Written in the 1930s and set in an imagined year 2000, the script recounts a society’s frenetic response to an imminent cataclysmic event. Replete with cacophonous sound, jarring light and fitful movement—a mesmerizing intimation of synesthetic experience—the text conveys a sense of anxiety and uncertainty.
With dense accumulations of imagery and painted gestures adjoining three-dimensional elements puncturing and protruding from the surface, Hundley’s vibrant works appear alive and volatile. These teeming, insidious canvases impose a state of disquiet and hint at underlying violence with depictions of internal organs, crowds, ants, taxidermied animals, and a sculpture of the Fall of the Rebel Angels and The Last Judgment. Mediated by the processes of reproduction and re-presentation, it is difficult to locate these things in time and substance; the works resist attempts at deciphering. Echoing the improvisational approach of Artaud’s text, explicit meaning becomes elusive. Here, Hundley reinforces an awareness of the mutability of material and the subsequent need for alert and active viewing.

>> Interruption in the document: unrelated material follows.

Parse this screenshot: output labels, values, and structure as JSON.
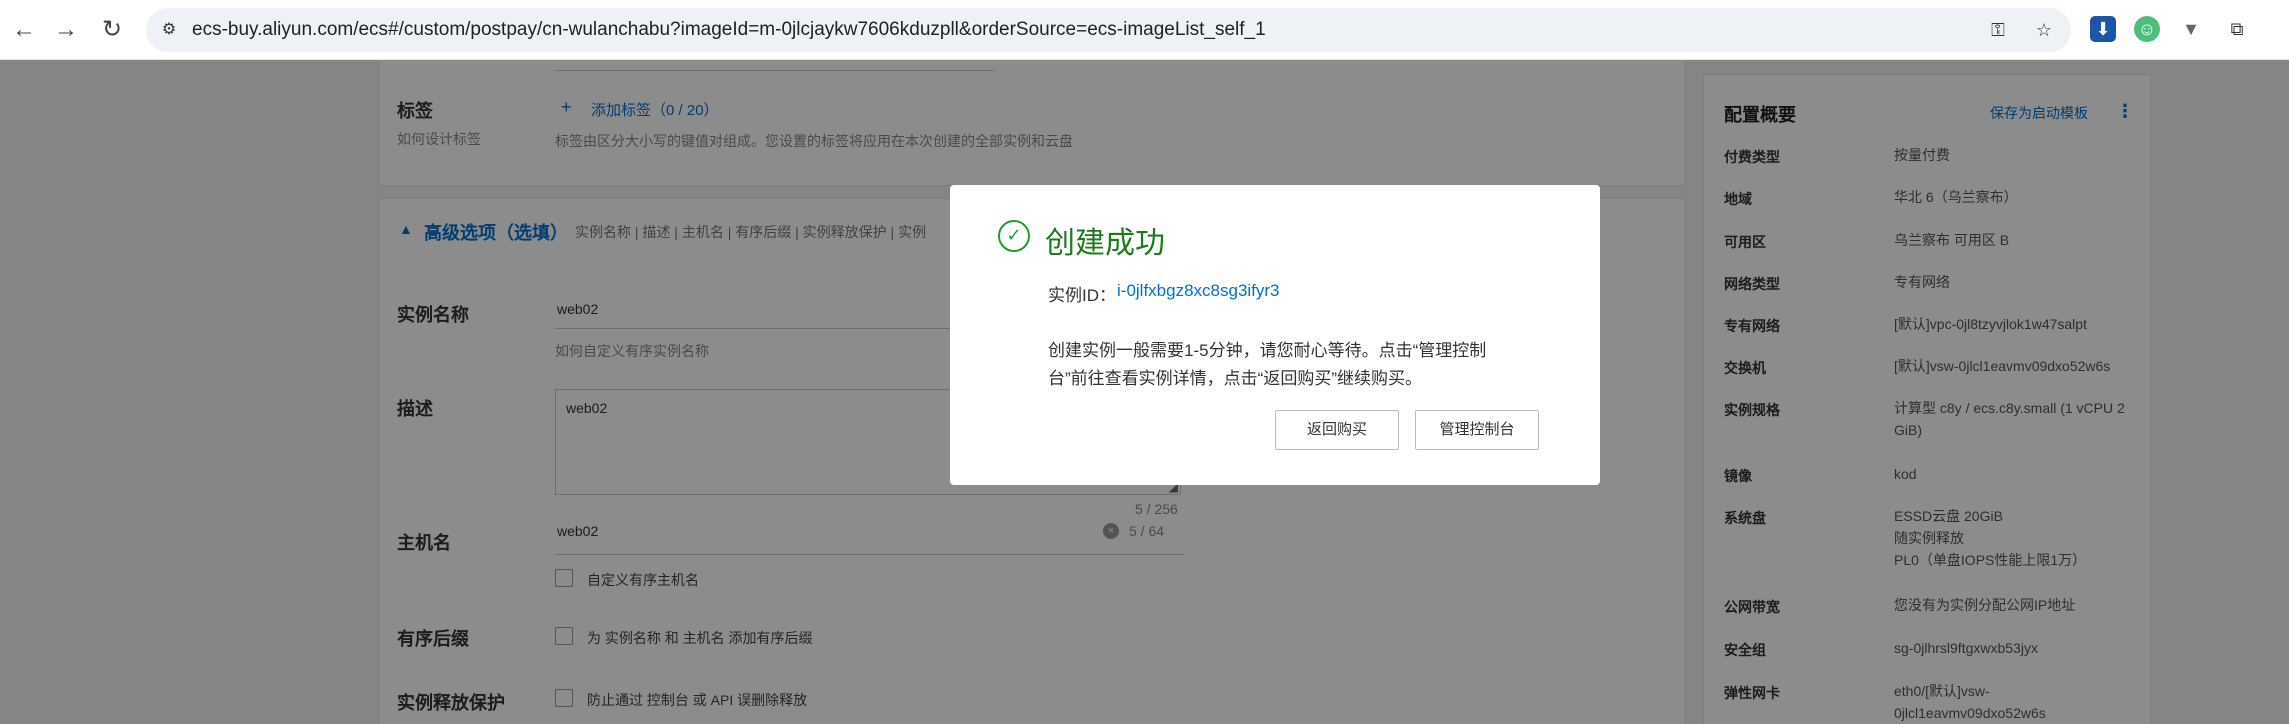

Previously engaging with translations of plays from antiquity, Hundley has sustained his interest in translation over time with “There Is No More Firmament." Moving from translation of language to translation of form, Hundley’s works perform the unfinished script throughout the exhibition. In this encounter with Artaud’s play—written in the past, projecting into a future that has now passed—time folds in on itself. Part science fiction, part political satire, the text’s inherent ambiguity allows it to remain eternally relevant; the unknown impending disaster could represent a number of contemporary threats. This ability to extend into perpetual reinterpretations expresses an innate accessibility at the core of Hundley’s sources, reinforced by his use of collage to open the experience and undermine an overwhelming seriousness.
Orchestrating a spectrum of perspectives, vignettes emerge from the swarm in these complex and exuberant works. Conflating color, language, sound, and motion, they approach a liminal sphere, conjuring visceral reactions. Like dialing between radio frequencies, Hundley lingers in the static between lucid signals and sporadic staccato transmissions, where dissolving is another type of becoming.